[DATA SHOWN]

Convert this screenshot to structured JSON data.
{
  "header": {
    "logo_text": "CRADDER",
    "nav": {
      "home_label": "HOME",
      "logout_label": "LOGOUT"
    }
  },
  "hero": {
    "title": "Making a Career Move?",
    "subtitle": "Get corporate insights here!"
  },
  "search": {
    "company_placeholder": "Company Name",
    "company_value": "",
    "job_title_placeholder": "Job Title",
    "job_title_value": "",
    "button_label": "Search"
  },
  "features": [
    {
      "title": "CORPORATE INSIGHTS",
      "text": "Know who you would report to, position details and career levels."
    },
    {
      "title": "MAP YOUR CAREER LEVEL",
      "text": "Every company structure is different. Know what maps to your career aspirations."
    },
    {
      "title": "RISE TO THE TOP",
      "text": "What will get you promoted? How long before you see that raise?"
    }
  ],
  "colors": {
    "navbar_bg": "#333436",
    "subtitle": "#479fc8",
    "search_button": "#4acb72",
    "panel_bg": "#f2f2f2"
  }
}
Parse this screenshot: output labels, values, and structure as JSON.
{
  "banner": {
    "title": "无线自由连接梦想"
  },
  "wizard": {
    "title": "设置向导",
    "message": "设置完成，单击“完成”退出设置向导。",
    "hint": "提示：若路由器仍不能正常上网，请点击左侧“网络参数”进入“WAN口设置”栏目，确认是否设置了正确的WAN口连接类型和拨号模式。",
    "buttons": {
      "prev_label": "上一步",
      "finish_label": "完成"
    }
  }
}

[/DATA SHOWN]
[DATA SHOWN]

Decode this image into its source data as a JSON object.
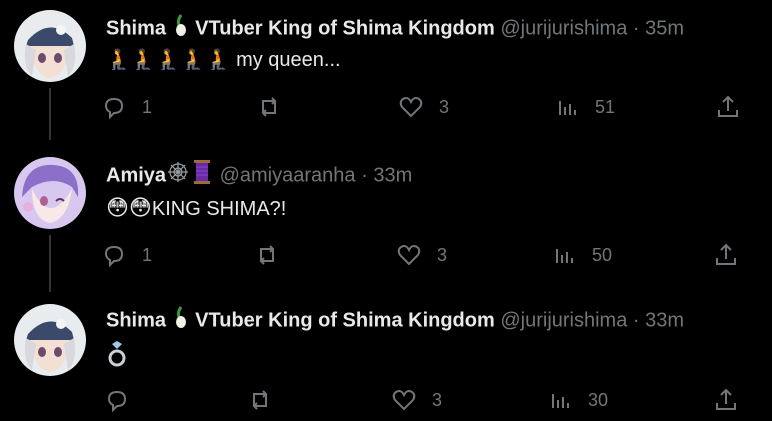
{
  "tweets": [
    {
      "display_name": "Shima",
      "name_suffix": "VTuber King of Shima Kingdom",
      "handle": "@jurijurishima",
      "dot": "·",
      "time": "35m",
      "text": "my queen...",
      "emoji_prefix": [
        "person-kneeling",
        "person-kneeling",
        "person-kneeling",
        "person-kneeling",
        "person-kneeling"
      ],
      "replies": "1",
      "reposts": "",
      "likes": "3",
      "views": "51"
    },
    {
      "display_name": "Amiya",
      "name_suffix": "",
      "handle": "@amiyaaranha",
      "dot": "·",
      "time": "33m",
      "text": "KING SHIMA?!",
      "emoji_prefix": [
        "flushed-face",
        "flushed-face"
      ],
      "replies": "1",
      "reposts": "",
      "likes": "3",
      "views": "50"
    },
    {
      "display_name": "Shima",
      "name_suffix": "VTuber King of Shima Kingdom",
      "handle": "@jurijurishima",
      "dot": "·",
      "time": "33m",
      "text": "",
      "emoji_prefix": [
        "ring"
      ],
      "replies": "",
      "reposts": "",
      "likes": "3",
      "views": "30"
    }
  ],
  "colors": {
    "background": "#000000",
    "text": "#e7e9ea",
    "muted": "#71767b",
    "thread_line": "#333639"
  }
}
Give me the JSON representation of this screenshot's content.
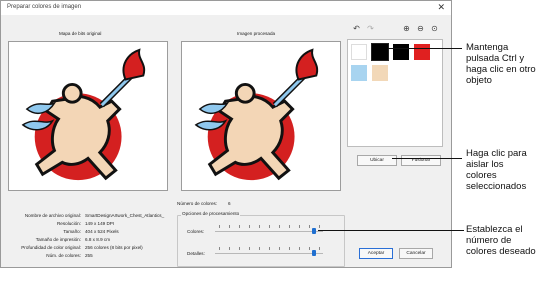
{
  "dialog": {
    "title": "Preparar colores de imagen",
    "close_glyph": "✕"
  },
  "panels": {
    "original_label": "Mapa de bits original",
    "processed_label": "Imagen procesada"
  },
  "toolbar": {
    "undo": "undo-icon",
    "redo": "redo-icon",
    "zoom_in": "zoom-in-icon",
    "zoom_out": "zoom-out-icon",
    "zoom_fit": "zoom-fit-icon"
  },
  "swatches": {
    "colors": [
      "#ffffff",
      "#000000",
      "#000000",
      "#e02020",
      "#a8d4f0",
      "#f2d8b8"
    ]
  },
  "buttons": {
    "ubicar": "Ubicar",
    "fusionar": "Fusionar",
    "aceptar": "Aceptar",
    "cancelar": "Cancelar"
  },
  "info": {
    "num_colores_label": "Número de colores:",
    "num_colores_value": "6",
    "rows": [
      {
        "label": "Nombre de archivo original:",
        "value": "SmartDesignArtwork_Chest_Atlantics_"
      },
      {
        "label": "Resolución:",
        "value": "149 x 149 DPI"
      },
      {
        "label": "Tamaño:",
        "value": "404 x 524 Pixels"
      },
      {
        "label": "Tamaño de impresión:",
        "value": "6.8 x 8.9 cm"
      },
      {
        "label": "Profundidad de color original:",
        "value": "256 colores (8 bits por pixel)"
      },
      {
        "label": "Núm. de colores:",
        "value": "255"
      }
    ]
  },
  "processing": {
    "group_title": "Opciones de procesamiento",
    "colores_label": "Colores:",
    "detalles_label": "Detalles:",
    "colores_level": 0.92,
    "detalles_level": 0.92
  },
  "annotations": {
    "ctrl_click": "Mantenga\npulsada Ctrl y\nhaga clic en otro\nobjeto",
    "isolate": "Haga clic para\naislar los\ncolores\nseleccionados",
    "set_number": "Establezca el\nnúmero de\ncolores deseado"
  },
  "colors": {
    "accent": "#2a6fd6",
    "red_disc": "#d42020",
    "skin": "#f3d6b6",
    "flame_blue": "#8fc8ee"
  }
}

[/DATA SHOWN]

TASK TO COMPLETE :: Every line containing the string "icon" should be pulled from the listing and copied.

ANSWER SECTION ::
    "undo": "undo-icon",
    "redo": "redo-icon",
    "zoom_in": "zoom-in-icon",
    "zoom_out": "zoom-out-icon",
    "zoom_fit": "zoom-fit-icon"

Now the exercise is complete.